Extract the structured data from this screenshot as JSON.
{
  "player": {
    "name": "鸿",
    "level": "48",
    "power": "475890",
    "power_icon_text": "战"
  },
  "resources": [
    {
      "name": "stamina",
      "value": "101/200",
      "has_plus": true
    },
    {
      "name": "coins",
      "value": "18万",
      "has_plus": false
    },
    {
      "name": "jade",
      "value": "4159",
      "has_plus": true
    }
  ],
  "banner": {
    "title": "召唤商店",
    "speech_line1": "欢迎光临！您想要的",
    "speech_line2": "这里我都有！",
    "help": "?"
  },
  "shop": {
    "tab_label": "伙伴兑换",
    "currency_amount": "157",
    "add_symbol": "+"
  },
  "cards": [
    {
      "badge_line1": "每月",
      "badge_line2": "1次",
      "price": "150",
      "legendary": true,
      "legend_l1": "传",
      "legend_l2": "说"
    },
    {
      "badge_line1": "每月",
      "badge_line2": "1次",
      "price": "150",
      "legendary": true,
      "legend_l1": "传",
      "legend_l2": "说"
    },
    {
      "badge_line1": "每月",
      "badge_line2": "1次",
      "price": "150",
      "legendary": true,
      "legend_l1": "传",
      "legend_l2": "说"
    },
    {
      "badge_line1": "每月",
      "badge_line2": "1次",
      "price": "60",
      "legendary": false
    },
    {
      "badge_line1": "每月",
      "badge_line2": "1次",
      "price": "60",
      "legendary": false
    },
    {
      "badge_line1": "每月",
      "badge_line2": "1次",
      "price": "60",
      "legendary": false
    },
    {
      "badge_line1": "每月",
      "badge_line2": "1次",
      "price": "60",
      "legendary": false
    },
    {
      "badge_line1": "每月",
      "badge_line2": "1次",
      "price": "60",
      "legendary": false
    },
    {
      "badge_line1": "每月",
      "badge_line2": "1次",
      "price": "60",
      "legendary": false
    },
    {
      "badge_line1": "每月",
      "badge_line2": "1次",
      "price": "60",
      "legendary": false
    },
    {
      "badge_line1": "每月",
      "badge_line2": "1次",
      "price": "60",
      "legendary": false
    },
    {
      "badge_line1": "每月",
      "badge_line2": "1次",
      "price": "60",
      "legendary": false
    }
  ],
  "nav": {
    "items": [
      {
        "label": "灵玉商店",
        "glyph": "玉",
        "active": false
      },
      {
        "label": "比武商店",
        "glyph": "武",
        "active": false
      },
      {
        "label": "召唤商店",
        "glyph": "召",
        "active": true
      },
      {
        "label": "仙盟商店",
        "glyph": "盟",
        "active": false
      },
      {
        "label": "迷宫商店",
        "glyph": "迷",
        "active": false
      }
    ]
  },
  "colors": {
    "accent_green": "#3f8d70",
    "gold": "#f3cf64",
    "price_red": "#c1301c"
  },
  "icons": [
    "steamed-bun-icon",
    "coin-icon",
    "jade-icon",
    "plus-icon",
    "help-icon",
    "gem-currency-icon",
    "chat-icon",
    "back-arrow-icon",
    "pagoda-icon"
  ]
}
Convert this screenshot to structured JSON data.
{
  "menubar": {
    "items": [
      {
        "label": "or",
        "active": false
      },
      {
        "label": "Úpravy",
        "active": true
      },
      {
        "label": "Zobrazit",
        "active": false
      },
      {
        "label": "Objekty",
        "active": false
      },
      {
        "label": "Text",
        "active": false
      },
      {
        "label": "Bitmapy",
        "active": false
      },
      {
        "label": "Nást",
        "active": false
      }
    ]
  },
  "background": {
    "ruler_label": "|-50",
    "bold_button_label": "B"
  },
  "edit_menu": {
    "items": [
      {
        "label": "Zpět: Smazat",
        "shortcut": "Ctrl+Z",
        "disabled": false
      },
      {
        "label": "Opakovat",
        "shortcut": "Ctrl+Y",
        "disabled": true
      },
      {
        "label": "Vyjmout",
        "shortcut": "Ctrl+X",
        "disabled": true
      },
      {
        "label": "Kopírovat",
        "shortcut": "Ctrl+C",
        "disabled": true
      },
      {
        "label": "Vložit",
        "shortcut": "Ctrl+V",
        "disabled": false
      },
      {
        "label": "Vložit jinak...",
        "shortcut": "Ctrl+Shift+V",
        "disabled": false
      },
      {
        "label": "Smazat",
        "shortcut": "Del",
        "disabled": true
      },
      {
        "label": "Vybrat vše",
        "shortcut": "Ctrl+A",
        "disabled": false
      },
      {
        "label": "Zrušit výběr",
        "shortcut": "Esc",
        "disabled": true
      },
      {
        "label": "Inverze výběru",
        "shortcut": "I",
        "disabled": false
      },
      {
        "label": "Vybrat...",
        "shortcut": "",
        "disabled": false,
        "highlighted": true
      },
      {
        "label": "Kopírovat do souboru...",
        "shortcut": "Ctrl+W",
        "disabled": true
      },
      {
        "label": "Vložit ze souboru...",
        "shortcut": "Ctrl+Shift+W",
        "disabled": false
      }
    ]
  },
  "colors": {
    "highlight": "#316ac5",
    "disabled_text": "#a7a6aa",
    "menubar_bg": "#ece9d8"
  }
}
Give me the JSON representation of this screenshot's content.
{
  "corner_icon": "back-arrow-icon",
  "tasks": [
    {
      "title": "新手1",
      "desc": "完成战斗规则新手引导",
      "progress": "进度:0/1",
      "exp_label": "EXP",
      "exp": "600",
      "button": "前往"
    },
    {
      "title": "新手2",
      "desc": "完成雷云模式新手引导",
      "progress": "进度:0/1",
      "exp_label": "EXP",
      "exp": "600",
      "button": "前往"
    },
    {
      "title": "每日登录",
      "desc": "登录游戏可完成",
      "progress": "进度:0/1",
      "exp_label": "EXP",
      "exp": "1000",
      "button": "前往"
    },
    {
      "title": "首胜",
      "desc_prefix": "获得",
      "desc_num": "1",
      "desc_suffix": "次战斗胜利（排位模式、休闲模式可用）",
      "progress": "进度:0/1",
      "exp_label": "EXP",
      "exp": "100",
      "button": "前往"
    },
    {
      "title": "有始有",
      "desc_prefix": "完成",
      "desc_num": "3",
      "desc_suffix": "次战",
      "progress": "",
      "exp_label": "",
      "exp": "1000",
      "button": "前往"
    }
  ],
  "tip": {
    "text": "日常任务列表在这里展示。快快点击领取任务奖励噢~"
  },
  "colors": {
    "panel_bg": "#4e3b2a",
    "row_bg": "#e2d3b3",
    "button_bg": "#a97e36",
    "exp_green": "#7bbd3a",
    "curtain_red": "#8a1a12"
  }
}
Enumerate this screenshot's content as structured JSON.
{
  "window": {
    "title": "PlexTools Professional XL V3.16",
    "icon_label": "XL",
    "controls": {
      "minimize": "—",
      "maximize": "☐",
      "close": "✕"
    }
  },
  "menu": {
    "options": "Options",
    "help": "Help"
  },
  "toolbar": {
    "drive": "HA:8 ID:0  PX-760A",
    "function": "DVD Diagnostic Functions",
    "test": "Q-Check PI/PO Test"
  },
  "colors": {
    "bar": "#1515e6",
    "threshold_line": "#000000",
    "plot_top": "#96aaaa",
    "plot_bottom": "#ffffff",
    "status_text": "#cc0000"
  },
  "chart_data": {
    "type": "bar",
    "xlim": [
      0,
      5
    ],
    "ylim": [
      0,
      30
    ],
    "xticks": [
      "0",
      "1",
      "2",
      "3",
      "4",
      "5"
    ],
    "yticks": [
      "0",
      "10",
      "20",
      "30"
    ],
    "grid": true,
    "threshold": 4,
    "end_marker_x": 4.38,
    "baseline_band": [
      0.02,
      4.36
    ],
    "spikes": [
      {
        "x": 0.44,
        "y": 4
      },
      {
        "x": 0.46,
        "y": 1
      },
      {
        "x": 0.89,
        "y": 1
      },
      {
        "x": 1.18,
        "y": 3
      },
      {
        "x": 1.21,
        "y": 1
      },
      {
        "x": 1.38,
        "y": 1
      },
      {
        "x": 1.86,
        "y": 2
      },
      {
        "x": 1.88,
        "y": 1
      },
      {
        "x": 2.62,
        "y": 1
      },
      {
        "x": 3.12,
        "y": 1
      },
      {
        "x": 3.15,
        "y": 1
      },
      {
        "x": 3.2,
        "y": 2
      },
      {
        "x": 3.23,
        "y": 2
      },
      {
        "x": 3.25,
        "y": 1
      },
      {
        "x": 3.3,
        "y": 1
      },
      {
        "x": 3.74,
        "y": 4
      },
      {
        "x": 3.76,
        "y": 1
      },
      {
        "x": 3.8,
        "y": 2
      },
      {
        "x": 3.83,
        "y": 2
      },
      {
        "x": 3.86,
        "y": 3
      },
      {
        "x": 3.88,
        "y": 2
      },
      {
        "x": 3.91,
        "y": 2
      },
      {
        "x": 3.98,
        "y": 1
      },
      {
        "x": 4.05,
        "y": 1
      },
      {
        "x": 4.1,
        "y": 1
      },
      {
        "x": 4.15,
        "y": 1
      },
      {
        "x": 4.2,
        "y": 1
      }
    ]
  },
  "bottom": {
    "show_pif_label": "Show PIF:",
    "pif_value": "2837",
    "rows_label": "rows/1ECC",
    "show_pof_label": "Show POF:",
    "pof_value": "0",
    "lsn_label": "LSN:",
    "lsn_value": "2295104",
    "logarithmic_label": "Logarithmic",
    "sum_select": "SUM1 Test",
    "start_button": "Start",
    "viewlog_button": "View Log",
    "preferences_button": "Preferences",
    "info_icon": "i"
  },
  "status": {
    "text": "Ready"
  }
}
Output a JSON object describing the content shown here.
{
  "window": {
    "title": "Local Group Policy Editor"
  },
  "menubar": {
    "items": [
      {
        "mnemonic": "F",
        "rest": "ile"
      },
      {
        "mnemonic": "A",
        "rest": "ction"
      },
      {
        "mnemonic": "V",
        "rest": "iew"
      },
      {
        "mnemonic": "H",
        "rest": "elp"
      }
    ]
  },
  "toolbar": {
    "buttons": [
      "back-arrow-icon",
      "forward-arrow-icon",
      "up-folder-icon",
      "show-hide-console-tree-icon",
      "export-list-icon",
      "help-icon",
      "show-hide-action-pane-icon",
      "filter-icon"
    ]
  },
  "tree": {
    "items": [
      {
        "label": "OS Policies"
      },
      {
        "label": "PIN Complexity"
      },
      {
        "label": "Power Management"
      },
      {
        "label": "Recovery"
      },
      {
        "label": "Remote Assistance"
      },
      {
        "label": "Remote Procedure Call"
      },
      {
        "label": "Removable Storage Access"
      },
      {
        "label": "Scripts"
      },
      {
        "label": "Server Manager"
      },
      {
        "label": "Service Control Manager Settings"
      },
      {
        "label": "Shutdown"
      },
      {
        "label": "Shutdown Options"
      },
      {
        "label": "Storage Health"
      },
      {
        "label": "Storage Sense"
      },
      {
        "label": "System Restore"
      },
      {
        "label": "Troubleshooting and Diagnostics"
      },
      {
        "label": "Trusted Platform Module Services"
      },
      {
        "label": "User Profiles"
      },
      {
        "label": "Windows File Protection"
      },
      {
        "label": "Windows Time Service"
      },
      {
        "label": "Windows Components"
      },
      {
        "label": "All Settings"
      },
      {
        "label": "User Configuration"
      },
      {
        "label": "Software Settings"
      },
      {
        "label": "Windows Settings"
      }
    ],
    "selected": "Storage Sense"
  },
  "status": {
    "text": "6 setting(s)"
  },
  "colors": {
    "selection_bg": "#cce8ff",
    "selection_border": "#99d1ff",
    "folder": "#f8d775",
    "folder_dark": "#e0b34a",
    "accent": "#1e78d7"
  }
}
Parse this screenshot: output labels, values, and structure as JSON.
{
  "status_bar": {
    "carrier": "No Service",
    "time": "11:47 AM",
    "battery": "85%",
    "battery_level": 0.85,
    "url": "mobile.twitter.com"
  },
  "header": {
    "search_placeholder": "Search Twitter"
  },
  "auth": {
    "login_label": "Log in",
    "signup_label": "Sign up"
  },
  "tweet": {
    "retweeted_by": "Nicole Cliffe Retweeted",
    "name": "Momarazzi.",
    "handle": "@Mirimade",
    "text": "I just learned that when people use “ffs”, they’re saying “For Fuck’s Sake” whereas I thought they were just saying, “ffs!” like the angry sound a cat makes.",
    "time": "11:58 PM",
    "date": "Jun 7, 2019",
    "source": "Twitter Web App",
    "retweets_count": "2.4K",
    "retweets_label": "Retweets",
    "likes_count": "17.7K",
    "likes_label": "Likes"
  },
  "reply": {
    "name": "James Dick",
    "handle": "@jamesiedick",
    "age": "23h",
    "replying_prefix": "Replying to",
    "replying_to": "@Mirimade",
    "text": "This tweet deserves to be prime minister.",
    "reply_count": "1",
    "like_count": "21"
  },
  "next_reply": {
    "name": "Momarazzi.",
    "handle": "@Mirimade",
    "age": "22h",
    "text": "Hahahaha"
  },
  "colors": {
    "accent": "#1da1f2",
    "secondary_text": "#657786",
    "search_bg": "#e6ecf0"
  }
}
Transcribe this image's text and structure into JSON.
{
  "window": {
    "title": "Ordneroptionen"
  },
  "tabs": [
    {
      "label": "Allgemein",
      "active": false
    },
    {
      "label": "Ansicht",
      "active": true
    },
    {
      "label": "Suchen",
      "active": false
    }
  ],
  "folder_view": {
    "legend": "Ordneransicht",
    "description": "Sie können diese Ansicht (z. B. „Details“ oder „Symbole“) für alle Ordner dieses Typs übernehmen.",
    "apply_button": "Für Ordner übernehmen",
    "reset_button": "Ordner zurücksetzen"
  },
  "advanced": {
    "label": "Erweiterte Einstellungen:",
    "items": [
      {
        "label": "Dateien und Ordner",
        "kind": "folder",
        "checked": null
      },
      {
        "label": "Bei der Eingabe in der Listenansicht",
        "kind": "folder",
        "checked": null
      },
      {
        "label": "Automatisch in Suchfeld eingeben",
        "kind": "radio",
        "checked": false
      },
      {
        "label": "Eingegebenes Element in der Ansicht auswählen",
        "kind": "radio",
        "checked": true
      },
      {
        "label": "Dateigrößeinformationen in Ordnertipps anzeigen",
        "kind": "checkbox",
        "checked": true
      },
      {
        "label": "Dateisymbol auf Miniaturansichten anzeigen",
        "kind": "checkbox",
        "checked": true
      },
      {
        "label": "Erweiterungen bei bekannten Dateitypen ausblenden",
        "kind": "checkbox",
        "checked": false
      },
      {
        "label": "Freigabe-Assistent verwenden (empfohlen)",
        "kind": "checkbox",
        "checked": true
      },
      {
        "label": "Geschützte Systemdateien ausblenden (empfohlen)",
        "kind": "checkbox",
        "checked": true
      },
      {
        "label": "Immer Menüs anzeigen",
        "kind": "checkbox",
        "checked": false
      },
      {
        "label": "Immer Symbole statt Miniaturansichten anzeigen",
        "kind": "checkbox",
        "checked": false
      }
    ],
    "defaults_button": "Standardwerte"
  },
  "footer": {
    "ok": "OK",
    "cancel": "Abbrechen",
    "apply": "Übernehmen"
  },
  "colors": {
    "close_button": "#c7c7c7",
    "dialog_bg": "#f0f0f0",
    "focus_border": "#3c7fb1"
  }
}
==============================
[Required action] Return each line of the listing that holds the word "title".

[Expected answer]
    "title": "召唤商店",
      "title": "新手1",
      "title": "新手2",
      "title": "每日登录",
      "title": "首胜",
      "title": "有始有",
    "title": "PlexTools Professional XL V3.16",
    "title": "Local Group Policy Editor"
    "title": "Ordneroptionen"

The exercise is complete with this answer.